9 scenarios suggest the recovery of the world economy after the Coronavirus

On 13 April, the international consulting firm McKinsey drafted a new document to help business leaders understand the emergency situation caused by the COVID-19 and its possible development and support them in taking measures to safeguard their business. Although aimed at businesses in a broad sense, the analysis made can also be applied to the tourism sector as it is inextricably linked to other sectors of the world economy.

The document explores 9 possible scenarios that could occur depending on how the pandemic will be managed, represented by 9 graphs depicting the recovery curve of the world economy. In order to outline these scenarios, the variables taken into consideration by the American society are 2:

  • The spread of the virus and public health responses, a variable divided into 3 degrees of effectiveness;
  • The knock-on effects of the virus and the responses in terms of economic policy, a variable also divided into 3 levels of effectiveness;

Source: COVID-19 Briefing materials: Global health and crisis response, McKinsey, 2020

Two scenarios are subsequently explored.

In scenario A3, where containment of the virus is assumed, the virus continues to spread in the Middle East, Europe and the United States until mid Q2, when the seasonality of the virus combined with an effective public health response significantly reduces the amount of coronavirus cases. In this scenario, the monetary and fiscal policies of Europe and the US would mitigate some of the economic damage, helping to recover by the end of Q2 2020, following the successful containment of the virus.

In scenario A1, where the global economic recovery is assumed to be muted, the virus spreads globally without seasonal decline, overloading the health systems of many countries, especially the poorest, with a large-scale human and economic impact. In this case, the US and Europe are expected to face an estimated decline in GDP of between 35% and 40% at an annualised rate in Q2. Economic policy would fail to prevent rising unemployment and company closures, with a consequent slower recovery even after the virus has been contained.

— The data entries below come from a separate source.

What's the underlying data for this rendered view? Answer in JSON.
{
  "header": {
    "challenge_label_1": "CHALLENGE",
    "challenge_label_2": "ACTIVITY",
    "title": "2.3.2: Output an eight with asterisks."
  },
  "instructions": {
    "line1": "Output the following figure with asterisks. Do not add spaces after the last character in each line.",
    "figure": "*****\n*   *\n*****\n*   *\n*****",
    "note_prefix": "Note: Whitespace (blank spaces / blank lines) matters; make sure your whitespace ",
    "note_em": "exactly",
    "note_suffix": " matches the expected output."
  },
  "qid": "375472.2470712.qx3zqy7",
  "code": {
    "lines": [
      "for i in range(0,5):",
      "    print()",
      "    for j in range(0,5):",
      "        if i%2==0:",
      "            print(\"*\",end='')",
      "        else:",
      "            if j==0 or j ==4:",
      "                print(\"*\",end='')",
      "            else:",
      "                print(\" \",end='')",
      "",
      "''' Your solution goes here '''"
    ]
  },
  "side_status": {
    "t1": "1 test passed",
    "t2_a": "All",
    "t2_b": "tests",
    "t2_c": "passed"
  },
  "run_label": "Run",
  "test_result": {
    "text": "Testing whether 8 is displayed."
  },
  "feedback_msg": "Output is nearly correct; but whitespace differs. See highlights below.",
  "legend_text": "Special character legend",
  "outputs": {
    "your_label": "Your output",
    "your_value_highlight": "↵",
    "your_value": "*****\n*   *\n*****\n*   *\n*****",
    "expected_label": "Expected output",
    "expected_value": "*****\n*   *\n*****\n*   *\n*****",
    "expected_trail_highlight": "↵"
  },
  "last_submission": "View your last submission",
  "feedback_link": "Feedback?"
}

We at Twissen have observed that, although the travel industry is strongly affected by the current emergency situation, professionals can limit the negative fallout of the pandemic by focusing on proximity targets and communicating effectively with their customers, suppliers and employees on the security measures taken to increase perceived safety, a factor that will be increasingly critical in the travel and tourism industry.